- Ever noticed that finding nutritional information on alcohol is rare? That’s because there’s no legal requirement for manufacturers to print this information on labels, although healthcare experts are putting increased pressure on the government to change this to help combat Britain’s obesity crisis. A 2014 study by the Royal Society for Public Health found that people had no idea of the calories in their favourite tipples, with almost 90% of people not knowing the number of calories in a pint of lager (it’s 180 by the way, which is similar to one large slice of pizza), so we’d say proper labelling is much-needed.
- Because of this, you often have to do a bit more digging to find how many calories there are in your drink of choice. Luckily, there are a lot of resources online, including this handy website from Drinkaware, where you can calculate the calories in drinks as well as the units.
- There are also apps you can get to keep track of how much you’re drinking, including the NHS OneYou drinks tracker (available for Android here and iOS here) and a mobile version of the Drinkaware calculator.
If you do decide to stop drinking completely…
If you want to take the next step and cut out alcohol completely, remember that it doesn’t have to be a big thing, even if your friends can’t quite believe it. It’s hard when your social life revolves around alcohol, but it is possible to have a good time without it.

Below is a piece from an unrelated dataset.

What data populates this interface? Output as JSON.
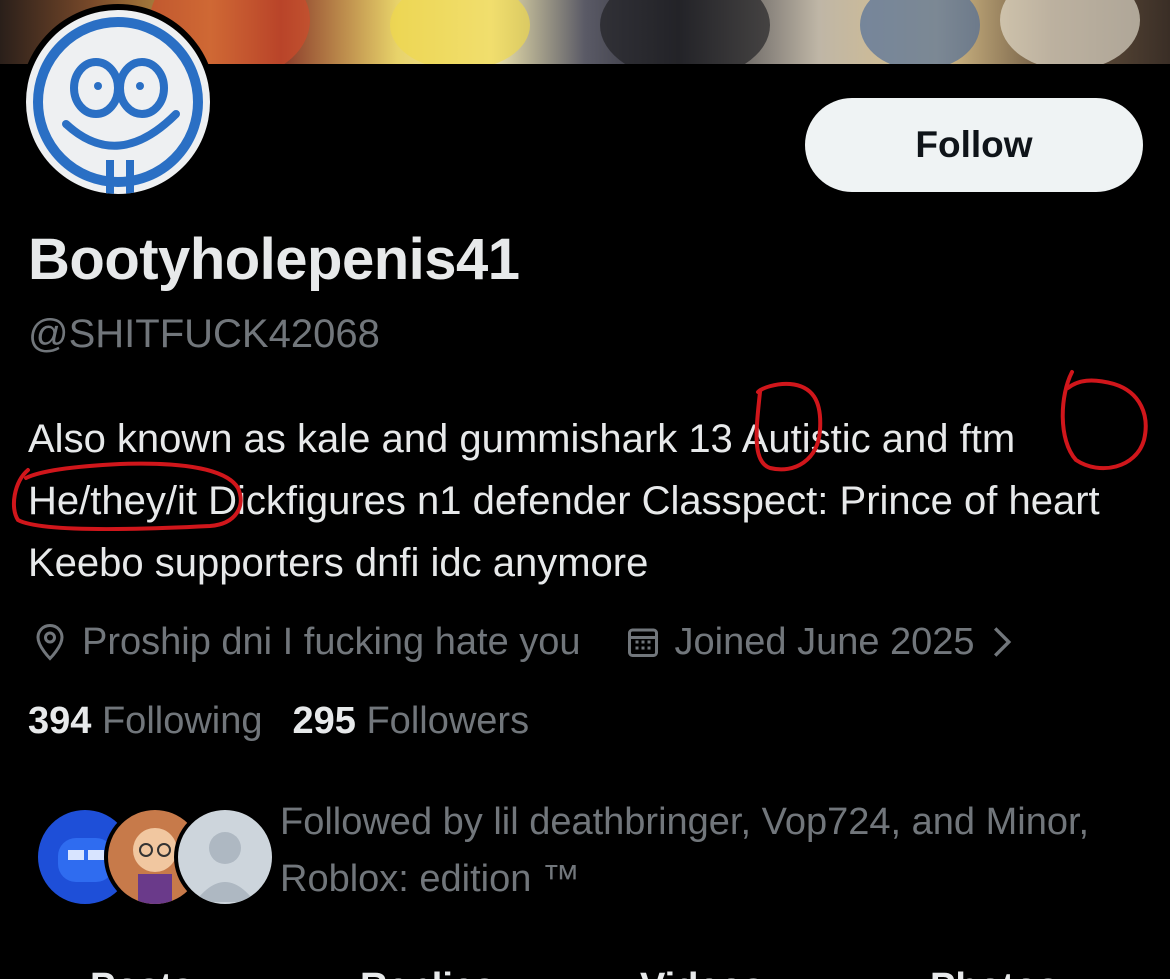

That said, it’s completely natural to worry about peer pressure to drink. You could try making it known that you’ve cut out alcohol, as hopefully friends will be supportive (and it’s not uncommon these days to meet a teetotaller), but if you’re finding the ribbing a bit much you could try making yourself the designated driver, avoid socialising in pubs or if your friends are really not supportive of your efforts to improve your health and boost your weight loss, it’s worth thinking about whether they’re the kind of people you want to have in your life because TBH they don’t sound like very good friends(!)
Whether it’s just to give your body a break or a more long-term commitment to your health, cutting down on or cutting out alcohol can be a very positive thing for your weight loss. If your weight has plateaued or you’re just looking for a way of easily cutting out hundreds of calories from your week, give it a go and see how much better you feel for it.
If you’re concerned about your alcohol intake please see your GP, who can refer you to the most appropriate local support services.
You can also find a good list of support services on Drinkaware’s website here, including contact details for organisations such as Addaction and Al-Anon. You can also contact Drinkline, which runs a free helpline for anyone concerned about their drinking or someone else’s, on 0300 123 1110 (weekdays 9am–8pm, weekends 11am–4pm).
- giving up alcohol